■ Problem description
Pictures stay out of your copy, but everything else in the records below must be repeated exactly.

■ Supplied data
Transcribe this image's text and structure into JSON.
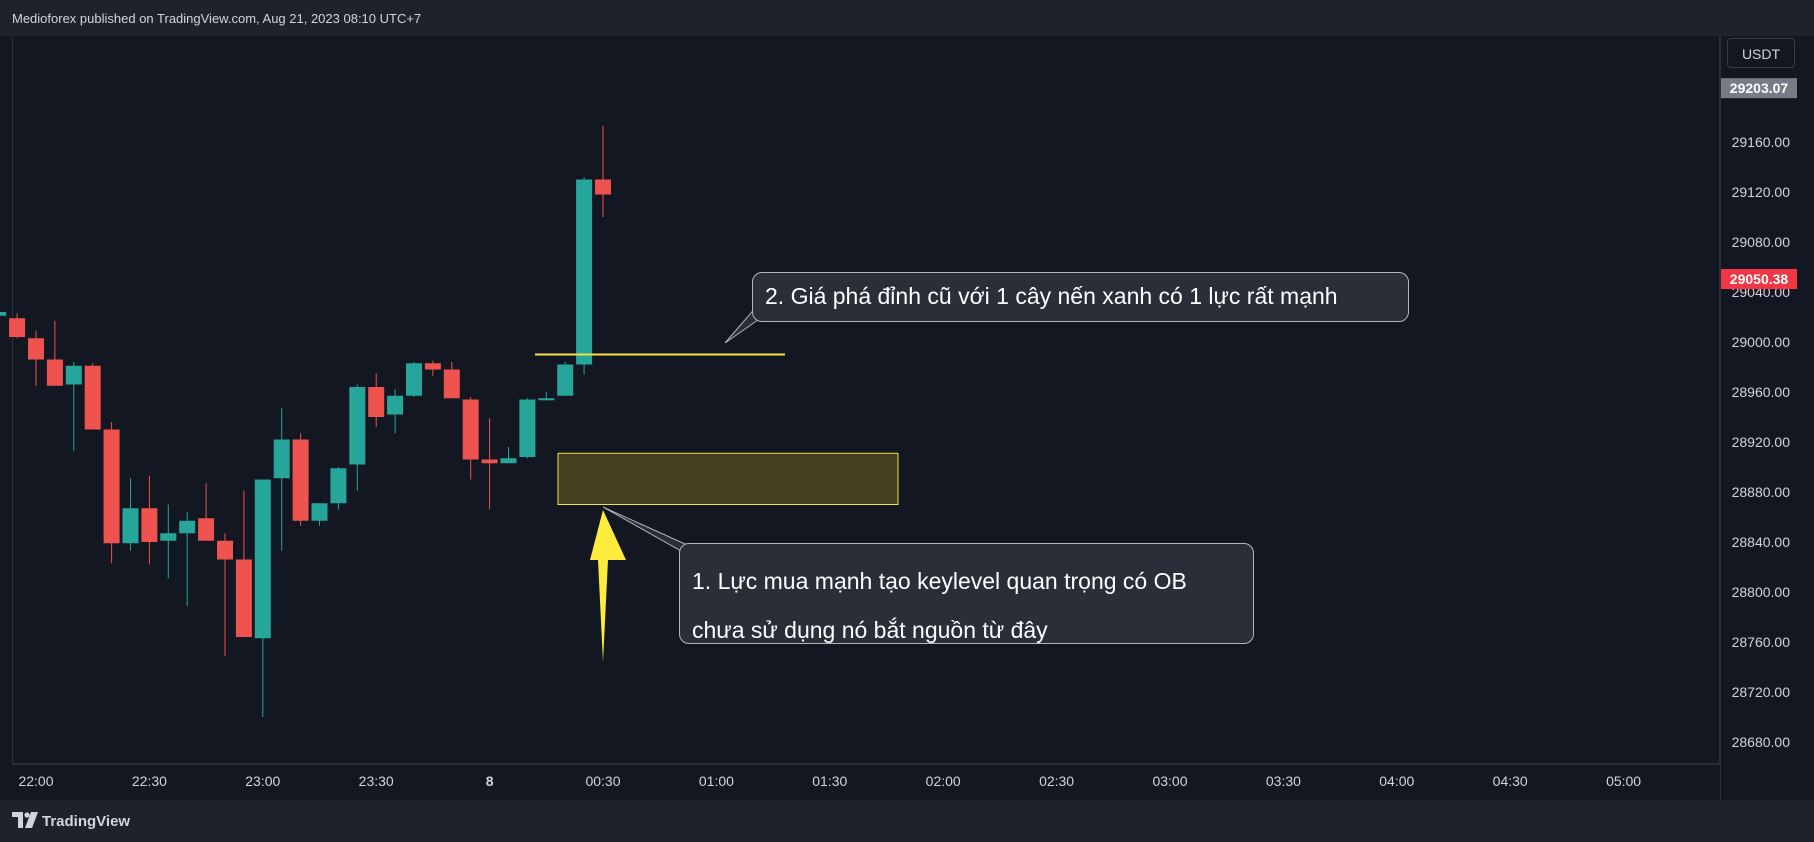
{
  "header": {
    "publisher_text": "Medioforex published on TradingView.com, Aug 21, 2023 08:10 UTC+7"
  },
  "footer": {
    "brand": "TradingView"
  },
  "price_scale": {
    "currency": "USDT"
  },
  "colors": {
    "bull": "#26a69a",
    "bear": "#ef5350",
    "background": "#131722",
    "level_line": "#f4e04d",
    "zone_fill": "#4a4520",
    "arrow": "#ffeb3b"
  },
  "chart_data": {
    "type": "candlestick",
    "interval_minutes": 10,
    "ylim": [
      28648,
      29220
    ],
    "y_ticks": [
      28680,
      28720,
      28760,
      28800,
      28840,
      28880,
      28920,
      28960,
      29000,
      29040,
      29080,
      29120,
      29160
    ],
    "x_ticks": [
      "22:00",
      "22:30",
      "23:00",
      "23:30",
      "8",
      "00:30",
      "01:00",
      "01:30",
      "02:00",
      "02:30",
      "03:00",
      "03:30",
      "04:00",
      "04:30",
      "05:00"
    ],
    "price_labels": [
      {
        "value": 29203.07,
        "text": "29203.07",
        "color": "#787b86"
      },
      {
        "value": 29050.38,
        "text": "29050.38",
        "color": "#f23645"
      }
    ],
    "candles": [
      {
        "t": "21:50",
        "o": 29021,
        "h": 29036,
        "l": 29018,
        "c": 29024
      },
      {
        "t": "21:55",
        "o": 29019,
        "h": 29023,
        "l": 29003,
        "c": 29004
      },
      {
        "t": "22:00",
        "o": 29003,
        "h": 29009,
        "l": 28965,
        "c": 28986
      },
      {
        "t": "22:05",
        "o": 28986,
        "h": 29017,
        "l": 28969,
        "c": 28965
      },
      {
        "t": "22:10",
        "o": 28966,
        "h": 28984,
        "l": 28913,
        "c": 28981
      },
      {
        "t": "22:15",
        "o": 28981,
        "h": 28983,
        "l": 28930,
        "c": 28930
      },
      {
        "t": "22:20",
        "o": 28930,
        "h": 28936,
        "l": 28823,
        "c": 28839
      },
      {
        "t": "22:25",
        "o": 28839,
        "h": 28891,
        "l": 28833,
        "c": 28867
      },
      {
        "t": "22:30",
        "o": 28867,
        "h": 28893,
        "l": 28822,
        "c": 28840
      },
      {
        "t": "22:35",
        "o": 28841,
        "h": 28870,
        "l": 28811,
        "c": 28847
      },
      {
        "t": "22:40",
        "o": 28847,
        "h": 28864,
        "l": 28789,
        "c": 28857
      },
      {
        "t": "22:45",
        "o": 28859,
        "h": 28887,
        "l": 28845,
        "c": 28841
      },
      {
        "t": "22:50",
        "o": 28841,
        "h": 28847,
        "l": 28749,
        "c": 28826
      },
      {
        "t": "22:55",
        "o": 28826,
        "h": 28881,
        "l": 28808,
        "c": 28764
      },
      {
        "t": "23:00",
        "o": 28763,
        "h": 28890,
        "l": 28700,
        "c": 28890
      },
      {
        "t": "23:05",
        "o": 28891,
        "h": 28947,
        "l": 28833,
        "c": 28922
      },
      {
        "t": "23:10",
        "o": 28922,
        "h": 28927,
        "l": 28853,
        "c": 28857
      },
      {
        "t": "23:15",
        "o": 28857,
        "h": 28870,
        "l": 28853,
        "c": 28871
      },
      {
        "t": "23:20",
        "o": 28871,
        "h": 28900,
        "l": 28866,
        "c": 28899
      },
      {
        "t": "23:25",
        "o": 28902,
        "h": 28966,
        "l": 28881,
        "c": 28964
      },
      {
        "t": "23:30",
        "o": 28964,
        "h": 28975,
        "l": 28932,
        "c": 28940
      },
      {
        "t": "23:35",
        "o": 28942,
        "h": 28962,
        "l": 28927,
        "c": 28957
      },
      {
        "t": "23:40",
        "o": 28957,
        "h": 28984,
        "l": 28956,
        "c": 28983
      },
      {
        "t": "23:45",
        "o": 28983,
        "h": 28985,
        "l": 28973,
        "c": 28978
      },
      {
        "t": "23:50",
        "o": 28978,
        "h": 28984,
        "l": 28965,
        "c": 28955
      },
      {
        "t": "23:55",
        "o": 28954,
        "h": 28956,
        "l": 28890,
        "c": 28906
      },
      {
        "t": "00:00",
        "o": 28906,
        "h": 28939,
        "l": 28866,
        "c": 28903
      },
      {
        "t": "00:05",
        "o": 28903,
        "h": 28916,
        "l": 28906,
        "c": 28907
      },
      {
        "t": "00:10",
        "o": 28908,
        "h": 28955,
        "l": 28907,
        "c": 28954
      },
      {
        "t": "00:15",
        "o": 28955,
        "h": 28960,
        "l": 28953,
        "c": 28955
      },
      {
        "t": "00:20",
        "o": 28957,
        "h": 28984,
        "l": 28957,
        "c": 28982
      },
      {
        "t": "00:25",
        "o": 28982,
        "h": 29132,
        "l": 28974,
        "c": 29130
      },
      {
        "t": "00:30",
        "o": 29130,
        "h": 29173,
        "l": 29100,
        "c": 29118
      }
    ],
    "annotations": {
      "callout_2": "2. Giá phá đỉnh cũ với 1 cây nến xanh có 1 lực rất mạnh",
      "callout_1_line1": "1. Lực mua mạnh tạo keylevel quan trọng có OB",
      "callout_1_line2": "chưa sử dụng nó bắt nguồn từ đây",
      "level_line_price": 28990,
      "order_block_zone": [
        28870,
        28911
      ]
    }
  }
}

■ Finished task
Transcribe this image's text and structure into JSON.
{
  "header": {
    "publisher_text": "Medioforex published on TradingView.com, Aug 21, 2023 08:10 UTC+7"
  },
  "footer": {
    "brand": "TradingView"
  },
  "price_scale": {
    "currency": "USDT"
  },
  "colors": {
    "bull": "#26a69a",
    "bear": "#ef5350",
    "background": "#131722",
    "level_line": "#f4e04d",
    "zone_fill": "#4a4520",
    "arrow": "#ffeb3b"
  },
  "chart_data": {
    "type": "candlestick",
    "interval_minutes": 10,
    "ylim": [
      28648,
      29220
    ],
    "y_ticks": [
      28680,
      28720,
      28760,
      28800,
      28840,
      28880,
      28920,
      28960,
      29000,
      29040,
      29080,
      29120,
      29160
    ],
    "x_ticks": [
      "22:00",
      "22:30",
      "23:00",
      "23:30",
      "8",
      "00:30",
      "01:00",
      "01:30",
      "02:00",
      "02:30",
      "03:00",
      "03:30",
      "04:00",
      "04:30",
      "05:00"
    ],
    "price_labels": [
      {
        "value": 29203.07,
        "text": "29203.07",
        "color": "#787b86"
      },
      {
        "value": 29050.38,
        "text": "29050.38",
        "color": "#f23645"
      }
    ],
    "candles": [
      {
        "t": "21:50",
        "o": 29021,
        "h": 29036,
        "l": 29018,
        "c": 29024
      },
      {
        "t": "21:55",
        "o": 29019,
        "h": 29023,
        "l": 29003,
        "c": 29004
      },
      {
        "t": "22:00",
        "o": 29003,
        "h": 29009,
        "l": 28965,
        "c": 28986
      },
      {
        "t": "22:05",
        "o": 28986,
        "h": 29017,
        "l": 28969,
        "c": 28965
      },
      {
        "t": "22:10",
        "o": 28966,
        "h": 28984,
        "l": 28913,
        "c": 28981
      },
      {
        "t": "22:15",
        "o": 28981,
        "h": 28983,
        "l": 28930,
        "c": 28930
      },
      {
        "t": "22:20",
        "o": 28930,
        "h": 28936,
        "l": 28823,
        "c": 28839
      },
      {
        "t": "22:25",
        "o": 28839,
        "h": 28891,
        "l": 28833,
        "c": 28867
      },
      {
        "t": "22:30",
        "o": 28867,
        "h": 28893,
        "l": 28822,
        "c": 28840
      },
      {
        "t": "22:35",
        "o": 28841,
        "h": 28870,
        "l": 28811,
        "c": 28847
      },
      {
        "t": "22:40",
        "o": 28847,
        "h": 28864,
        "l": 28789,
        "c": 28857
      },
      {
        "t": "22:45",
        "o": 28859,
        "h": 28887,
        "l": 28845,
        "c": 28841
      },
      {
        "t": "22:50",
        "o": 28841,
        "h": 28847,
        "l": 28749,
        "c": 28826
      },
      {
        "t": "22:55",
        "o": 28826,
        "h": 28881,
        "l": 28808,
        "c": 28764
      },
      {
        "t": "23:00",
        "o": 28763,
        "h": 28890,
        "l": 28700,
        "c": 28890
      },
      {
        "t": "23:05",
        "o": 28891,
        "h": 28947,
        "l": 28833,
        "c": 28922
      },
      {
        "t": "23:10",
        "o": 28922,
        "h": 28927,
        "l": 28853,
        "c": 28857
      },
      {
        "t": "23:15",
        "o": 28857,
        "h": 28870,
        "l": 28853,
        "c": 28871
      },
      {
        "t": "23:20",
        "o": 28871,
        "h": 28900,
        "l": 28866,
        "c": 28899
      },
      {
        "t": "23:25",
        "o": 28902,
        "h": 28966,
        "l": 28881,
        "c": 28964
      },
      {
        "t": "23:30",
        "o": 28964,
        "h": 28975,
        "l": 28932,
        "c": 28940
      },
      {
        "t": "23:35",
        "o": 28942,
        "h": 28962,
        "l": 28927,
        "c": 28957
      },
      {
        "t": "23:40",
        "o": 28957,
        "h": 28984,
        "l": 28956,
        "c": 28983
      },
      {
        "t": "23:45",
        "o": 28983,
        "h": 28985,
        "l": 28973,
        "c": 28978
      },
      {
        "t": "23:50",
        "o": 28978,
        "h": 28984,
        "l": 28965,
        "c": 28955
      },
      {
        "t": "23:55",
        "o": 28954,
        "h": 28956,
        "l": 28890,
        "c": 28906
      },
      {
        "t": "00:00",
        "o": 28906,
        "h": 28939,
        "l": 28866,
        "c": 28903
      },
      {
        "t": "00:05",
        "o": 28903,
        "h": 28916,
        "l": 28906,
        "c": 28907
      },
      {
        "t": "00:10",
        "o": 28908,
        "h": 28955,
        "l": 28907,
        "c": 28954
      },
      {
        "t": "00:15",
        "o": 28955,
        "h": 28960,
        "l": 28953,
        "c": 28955
      },
      {
        "t": "00:20",
        "o": 28957,
        "h": 28984,
        "l": 28957,
        "c": 28982
      },
      {
        "t": "00:25",
        "o": 28982,
        "h": 29132,
        "l": 28974,
        "c": 29130
      },
      {
        "t": "00:30",
        "o": 29130,
        "h": 29173,
        "l": 29100,
        "c": 29118
      }
    ],
    "annotations": {
      "callout_2": "2. Giá phá đỉnh cũ với 1 cây nến xanh có 1 lực rất mạnh",
      "callout_1_line1": "1. Lực mua mạnh tạo keylevel quan trọng có OB",
      "callout_1_line2": "chưa sử dụng nó bắt nguồn từ đây",
      "level_line_price": 28990,
      "order_block_zone": [
        28870,
        28911
      ]
    }
  }
}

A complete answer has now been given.